M: So do you have a desire to become a celebrity?
T: I think it would be nice, if I could. Along my travels I think it would be great if I could meet someone who has a connection to the celebrity world, during my travels. That’s part of the reason why I perform in public. In hopes of being discovered. Honestly, 60% of me would love for it to happen, but 40% of me is alright if God doesn’t give it to me.
M: What kind of life do you want for yourself?
T: I just want to be happy. I don’t have a desire for money or material things, so I don’t really work hard to get it. But I love performing, playing music, singing, and writing music so I try to focus my energy on the things that I love and that I enjoy. I just want to live a full life and achieve my personal goals. I would also like to find a nice wife who has similar ambitions and desires as I do, and live a life pursuing our dreams, together.
We had plenty more conversations, but these are the only ones that have managed to stick with me about last night. As we approached the station, he seemed to have begin to hit the wall as he began dozing off in my car. And it was at that point that our fettered paths had finally reached its end. After living in Japan for over 3 years, it amazes me how open and real he was with me, as I thought to myself about how most Japanese people really aren’t like this. Not only that, but I couldn’t help but think to myself about how the full abandonment of his parents has lead him to become the person that he currently is, today. Additionally, I couldn’t help but empathize and sympathize for his situation. I noticed the hurt he felt when he talked about his parents, perhaps a bit of anger and resentment, but even he was unsure about why he was out on this journey. I feel as though he is searching for something – perhaps, he could be searching for himself; However, all-in-all, I felt truly inspired by him. It was for this reason, at the end of our journey together, I gave him 20,000円 for his journey to Okinawa back to Hokkaido. He continuously tried to refuse me giving him the money, but in the end – I told him that I would feel offended if he didn’t take it. (Works every time, in Japan.)

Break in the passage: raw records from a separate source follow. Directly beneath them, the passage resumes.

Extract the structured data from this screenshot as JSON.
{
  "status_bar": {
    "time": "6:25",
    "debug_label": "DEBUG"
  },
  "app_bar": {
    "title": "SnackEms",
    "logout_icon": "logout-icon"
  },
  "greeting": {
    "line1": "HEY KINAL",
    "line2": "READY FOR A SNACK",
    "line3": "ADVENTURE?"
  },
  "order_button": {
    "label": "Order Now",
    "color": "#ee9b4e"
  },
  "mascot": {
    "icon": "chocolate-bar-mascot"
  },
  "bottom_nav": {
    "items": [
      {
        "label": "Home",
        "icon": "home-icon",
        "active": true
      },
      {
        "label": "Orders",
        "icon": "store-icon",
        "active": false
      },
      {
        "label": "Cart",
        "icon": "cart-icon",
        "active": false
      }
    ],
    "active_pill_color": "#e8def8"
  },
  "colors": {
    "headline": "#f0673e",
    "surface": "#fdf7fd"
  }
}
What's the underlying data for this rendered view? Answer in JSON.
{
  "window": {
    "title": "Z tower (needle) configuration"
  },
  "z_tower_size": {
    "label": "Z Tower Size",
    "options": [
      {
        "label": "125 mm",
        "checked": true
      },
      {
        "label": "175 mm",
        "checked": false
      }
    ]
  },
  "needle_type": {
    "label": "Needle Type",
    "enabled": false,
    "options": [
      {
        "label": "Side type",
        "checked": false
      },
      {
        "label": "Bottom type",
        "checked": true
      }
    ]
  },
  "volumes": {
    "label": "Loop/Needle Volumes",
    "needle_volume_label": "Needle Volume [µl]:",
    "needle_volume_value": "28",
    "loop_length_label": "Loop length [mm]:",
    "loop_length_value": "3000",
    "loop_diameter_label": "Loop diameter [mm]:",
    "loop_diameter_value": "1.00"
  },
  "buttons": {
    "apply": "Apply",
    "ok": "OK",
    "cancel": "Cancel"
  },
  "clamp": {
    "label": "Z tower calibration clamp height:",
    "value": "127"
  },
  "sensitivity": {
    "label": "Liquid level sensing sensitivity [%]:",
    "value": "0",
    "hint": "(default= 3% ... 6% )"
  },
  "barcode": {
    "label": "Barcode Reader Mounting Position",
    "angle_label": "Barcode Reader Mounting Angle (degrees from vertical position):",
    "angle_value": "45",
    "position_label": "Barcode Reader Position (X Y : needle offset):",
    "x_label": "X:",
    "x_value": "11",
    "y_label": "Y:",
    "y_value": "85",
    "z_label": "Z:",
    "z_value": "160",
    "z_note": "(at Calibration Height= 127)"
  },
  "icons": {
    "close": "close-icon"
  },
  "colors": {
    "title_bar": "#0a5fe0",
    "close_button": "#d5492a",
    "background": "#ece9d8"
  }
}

At any rate, life is so hard and so harsh, yet for someone like him to continue to endure through these hardships and attempt to achieve his dreams – it truly is inspiring to me. Although I could have come home and gone straight to bed, instead of stay up, write, and complete this blog entry – I chose to do my best to (as accurately as possible) blog about this man and the priceless experience I managed to experience with him.
May our paths cross again, someday, Tomoki.